    An interesting article, but a follow-on question concerning 'bolsters'.

    Many of us have bogies (trucks) of indeterminate origin, and with no pins or screws attached. We also have 'pins' of various sizes and diameters, and from various manufacturers

    In respect of the bolster 'circles' (the 'bits' the bolster pins / screws fit into) what material are they made from, what are their diameter and height above the underside of the 'flat' and what diameter holes do you drill in them?

    Sorry if these are 'obvious' questions which you may have already answered in your article. but I could not seem to find the details in a form that I understand.

    Finally, how do you stop the wagon from tilting from side-to side when the bogies / trucks are fitted; an action which places the wagon 'body' on an almost-permanent lean, even without a load? I ask this as as I have an on-going problem with this facet of bolster construction.

    Thanks in advance.
    Komata "TVR - serving the Northern Taranaki . . . "

Similar Threads

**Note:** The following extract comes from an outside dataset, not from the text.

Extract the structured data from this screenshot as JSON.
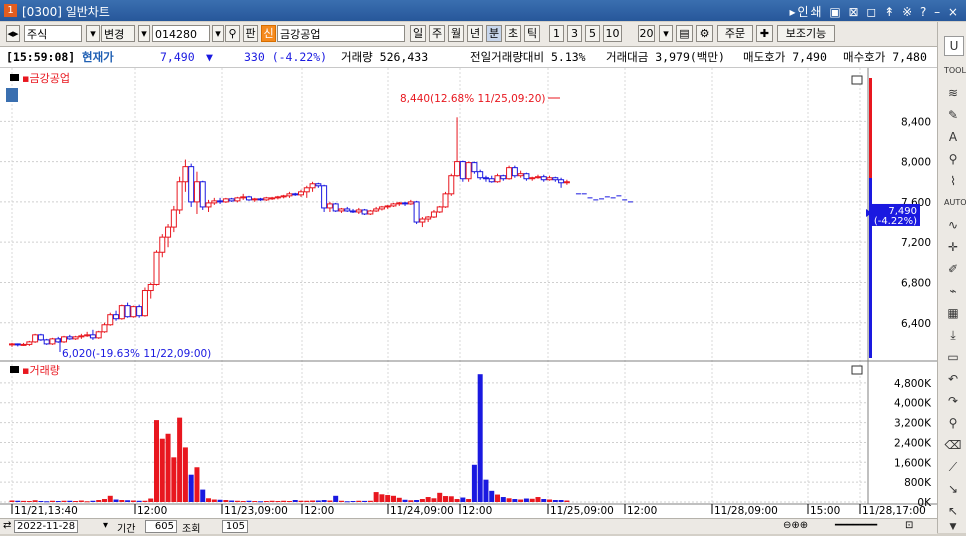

  1. GP15T's Scratch-built Gondola
    By jroberts227 in forum Scratchbuilding & Kit Bashing
    Replies: 2
    Last Post: 1st Jan 2015, 03:10 PM
  2. BLMA Trucks and Intermountain Bathtub Coal Gondola
    By DrifterNL in forum Rollingstock
    Replies: 3
    Last Post: 9th Apr 2010, 03:11 PM
  3. Micro-Trains N scale converted wood-chip gondola
    By taz-n-rr in forum Rollingstock
    Replies: 6
    Last Post: 14th Nov 2008, 11:27 PM
  4. Weathered Gondola
    By jpec in forum Modeling Techniques
    Replies: 4
    Last Post: 7th Aug 2008, 10:11 PM
  5. Here is a gondola I put together today
    By absnut in forum Rollingstock
    Replies: 1
    Last Post: 1st Dec 2007, 01:39 PM

Posting Permissions

  • You may not post new threads
  • You may not post replies
  • You may not post attachments
  • You may not edit your posts
  •